Women in Labor May Be Fine Taking in Nourishment
Those who got protein shake fared no worse than women given ice chips only, researchers say
Improved general anesthetic techniques have reduced the risk of aspiration, and the use of general anesthesia during childbirth is much rarer now, according to both Vallejo and Roman.
Still, the practice of limiting women to ice chips -- or in some hospitals clear liquids, which includes Jell-O -- leaves laboring women hungry, and possibly dehydrated or with low blood sugar levels, the study authors said.
According to Vallejo, prior research had suggested that protein shakes containing 30 grams of protein given during chemotherapy helped lessen nausea and vomiting for cancer patients. That made his team wonder if a protein shake would have a similar effect on the nausea and vomiting that many women experience during labor.

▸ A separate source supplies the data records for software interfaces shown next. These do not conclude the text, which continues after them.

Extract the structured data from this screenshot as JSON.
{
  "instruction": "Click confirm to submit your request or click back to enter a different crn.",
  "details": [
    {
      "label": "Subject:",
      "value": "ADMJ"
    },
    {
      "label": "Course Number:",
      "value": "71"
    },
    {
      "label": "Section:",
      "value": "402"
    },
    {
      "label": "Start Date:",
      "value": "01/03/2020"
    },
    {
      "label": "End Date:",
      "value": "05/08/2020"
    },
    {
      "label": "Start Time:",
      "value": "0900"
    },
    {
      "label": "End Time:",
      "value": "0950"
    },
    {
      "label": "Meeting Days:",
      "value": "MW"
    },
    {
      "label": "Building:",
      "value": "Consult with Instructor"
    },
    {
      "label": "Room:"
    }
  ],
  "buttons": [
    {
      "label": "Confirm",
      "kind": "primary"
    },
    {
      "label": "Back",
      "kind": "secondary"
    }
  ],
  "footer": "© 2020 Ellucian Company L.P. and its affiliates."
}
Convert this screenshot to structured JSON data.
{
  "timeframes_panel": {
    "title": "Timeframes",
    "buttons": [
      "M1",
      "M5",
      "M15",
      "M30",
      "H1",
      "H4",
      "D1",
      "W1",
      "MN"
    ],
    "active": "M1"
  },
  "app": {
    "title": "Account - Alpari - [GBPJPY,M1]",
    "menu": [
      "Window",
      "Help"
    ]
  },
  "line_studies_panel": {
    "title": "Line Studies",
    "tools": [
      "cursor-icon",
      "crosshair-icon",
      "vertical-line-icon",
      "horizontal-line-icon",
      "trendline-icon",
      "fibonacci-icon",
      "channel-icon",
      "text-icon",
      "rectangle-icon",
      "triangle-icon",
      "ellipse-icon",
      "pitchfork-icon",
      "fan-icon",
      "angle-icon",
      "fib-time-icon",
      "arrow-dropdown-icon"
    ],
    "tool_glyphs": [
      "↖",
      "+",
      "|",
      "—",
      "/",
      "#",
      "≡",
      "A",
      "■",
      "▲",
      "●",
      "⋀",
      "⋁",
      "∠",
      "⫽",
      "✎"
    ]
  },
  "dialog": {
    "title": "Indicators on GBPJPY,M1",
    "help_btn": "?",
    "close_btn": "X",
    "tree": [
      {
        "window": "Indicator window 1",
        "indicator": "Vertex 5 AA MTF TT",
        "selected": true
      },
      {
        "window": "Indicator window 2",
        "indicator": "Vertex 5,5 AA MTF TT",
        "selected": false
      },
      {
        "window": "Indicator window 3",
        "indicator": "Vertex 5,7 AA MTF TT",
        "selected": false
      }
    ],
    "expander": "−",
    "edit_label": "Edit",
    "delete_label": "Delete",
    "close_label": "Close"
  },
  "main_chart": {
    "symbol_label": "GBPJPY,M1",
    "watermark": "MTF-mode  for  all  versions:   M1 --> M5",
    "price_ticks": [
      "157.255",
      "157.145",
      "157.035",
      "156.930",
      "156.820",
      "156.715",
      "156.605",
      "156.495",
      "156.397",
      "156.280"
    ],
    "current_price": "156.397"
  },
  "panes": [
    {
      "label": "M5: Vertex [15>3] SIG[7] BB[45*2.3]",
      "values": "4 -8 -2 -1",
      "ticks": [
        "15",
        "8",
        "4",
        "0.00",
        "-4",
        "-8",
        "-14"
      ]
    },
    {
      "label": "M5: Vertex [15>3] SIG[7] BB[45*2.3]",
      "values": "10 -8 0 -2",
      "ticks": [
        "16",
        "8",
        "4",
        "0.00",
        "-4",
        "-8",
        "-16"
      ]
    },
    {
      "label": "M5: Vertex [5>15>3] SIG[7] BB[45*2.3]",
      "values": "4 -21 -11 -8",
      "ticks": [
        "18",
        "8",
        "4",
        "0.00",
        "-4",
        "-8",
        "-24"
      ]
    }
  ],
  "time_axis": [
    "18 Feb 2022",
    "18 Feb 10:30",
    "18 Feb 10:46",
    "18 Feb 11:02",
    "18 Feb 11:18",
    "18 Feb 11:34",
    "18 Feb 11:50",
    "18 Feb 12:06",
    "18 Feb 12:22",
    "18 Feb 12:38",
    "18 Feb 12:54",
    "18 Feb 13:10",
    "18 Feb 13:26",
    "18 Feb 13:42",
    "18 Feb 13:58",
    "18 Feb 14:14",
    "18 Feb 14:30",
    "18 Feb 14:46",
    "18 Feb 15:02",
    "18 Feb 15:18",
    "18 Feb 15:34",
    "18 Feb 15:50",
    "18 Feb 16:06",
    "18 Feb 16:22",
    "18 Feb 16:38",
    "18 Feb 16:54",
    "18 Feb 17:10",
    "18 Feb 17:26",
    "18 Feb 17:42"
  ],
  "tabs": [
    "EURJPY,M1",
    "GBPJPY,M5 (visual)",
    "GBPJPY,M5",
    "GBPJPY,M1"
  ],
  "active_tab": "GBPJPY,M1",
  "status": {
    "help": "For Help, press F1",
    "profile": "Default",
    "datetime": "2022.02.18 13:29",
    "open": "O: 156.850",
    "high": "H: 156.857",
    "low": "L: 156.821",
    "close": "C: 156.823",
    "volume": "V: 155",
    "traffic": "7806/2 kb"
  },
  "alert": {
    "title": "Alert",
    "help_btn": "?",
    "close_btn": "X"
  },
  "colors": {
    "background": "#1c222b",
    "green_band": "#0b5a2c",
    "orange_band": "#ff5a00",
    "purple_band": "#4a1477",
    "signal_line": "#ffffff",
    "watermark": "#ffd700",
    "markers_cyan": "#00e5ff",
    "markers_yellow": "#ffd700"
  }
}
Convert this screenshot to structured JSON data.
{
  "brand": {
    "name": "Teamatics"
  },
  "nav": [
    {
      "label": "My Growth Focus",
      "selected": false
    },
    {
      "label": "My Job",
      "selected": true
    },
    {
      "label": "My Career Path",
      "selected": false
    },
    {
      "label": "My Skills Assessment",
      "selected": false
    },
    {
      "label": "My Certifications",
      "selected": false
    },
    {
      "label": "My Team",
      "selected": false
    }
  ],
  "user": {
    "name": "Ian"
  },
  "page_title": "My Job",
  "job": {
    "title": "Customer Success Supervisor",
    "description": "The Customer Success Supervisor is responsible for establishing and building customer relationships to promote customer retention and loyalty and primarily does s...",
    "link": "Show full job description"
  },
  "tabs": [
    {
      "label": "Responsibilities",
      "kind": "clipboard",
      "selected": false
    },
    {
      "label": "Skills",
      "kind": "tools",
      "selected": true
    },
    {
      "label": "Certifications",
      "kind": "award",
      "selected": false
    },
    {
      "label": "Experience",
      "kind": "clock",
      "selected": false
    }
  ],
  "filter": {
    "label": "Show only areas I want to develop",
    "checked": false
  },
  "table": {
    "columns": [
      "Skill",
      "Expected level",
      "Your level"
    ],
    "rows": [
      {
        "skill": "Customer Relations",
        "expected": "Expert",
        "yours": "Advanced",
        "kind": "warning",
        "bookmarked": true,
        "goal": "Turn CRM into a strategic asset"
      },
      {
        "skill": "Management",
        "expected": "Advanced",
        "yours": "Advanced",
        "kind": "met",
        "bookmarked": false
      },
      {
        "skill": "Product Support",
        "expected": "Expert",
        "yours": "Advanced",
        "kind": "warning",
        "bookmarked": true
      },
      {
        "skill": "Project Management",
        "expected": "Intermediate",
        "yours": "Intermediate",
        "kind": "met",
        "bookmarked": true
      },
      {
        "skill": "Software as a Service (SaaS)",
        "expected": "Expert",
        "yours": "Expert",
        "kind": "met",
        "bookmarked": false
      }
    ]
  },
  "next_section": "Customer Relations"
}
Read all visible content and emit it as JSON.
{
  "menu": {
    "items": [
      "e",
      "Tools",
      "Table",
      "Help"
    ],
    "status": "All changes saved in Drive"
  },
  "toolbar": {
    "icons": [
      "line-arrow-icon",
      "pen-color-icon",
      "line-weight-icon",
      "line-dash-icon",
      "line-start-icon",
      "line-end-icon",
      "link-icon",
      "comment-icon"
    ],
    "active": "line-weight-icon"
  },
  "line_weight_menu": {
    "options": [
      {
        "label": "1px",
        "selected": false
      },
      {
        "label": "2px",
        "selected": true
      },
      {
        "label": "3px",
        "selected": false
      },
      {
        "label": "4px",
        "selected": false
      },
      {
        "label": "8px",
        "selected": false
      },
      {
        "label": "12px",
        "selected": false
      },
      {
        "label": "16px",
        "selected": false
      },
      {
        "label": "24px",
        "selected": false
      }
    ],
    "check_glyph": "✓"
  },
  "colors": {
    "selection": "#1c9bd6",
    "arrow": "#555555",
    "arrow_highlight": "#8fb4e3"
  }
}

Their study included 150 women who underwent epidural anesthesia, a regional anesthetic that numbs just certain areas of the body. Aspiration isn't a concern with an epidural.
The women were randomly assigned to be given a protein shake and ice chips or water as they wanted, or just ice chips or water.
Vallejo's team found no significant differences in rates of nausea and vomiting between the two groups. What they did find was a greater level of satisfaction in the group that received the protein shake during early labor.
The researchers looked at another 18 women -- half who received a protein shake and ice chips or water, and half who just received ice chips and water -- and measured how quickly their stomachs emptied during labor. Vallejo said it was about 20 minutes for ice chips or water and about 26 for the protein shake. He said this isn't a big enough difference to be concerned about.
"In patients who are otherwise healthy, we should have a more liberal policy on what women can have during labor. A clear liquid diet or a protein shake should be OK," Vallejo said.
Roman agreed. "I think most places are already offering clear liquids during low-risk labor," she said. "But this study does have the potential to change practice in that it gives reassurance, and it has the potential to improve patient satisfaction and also make patients more comfortable."
She added that low-risk moms include those who haven't had a prior surgical delivery (cesarean-section), women carrying one baby that's normal in size, and women who are not having problems with the progression of labor.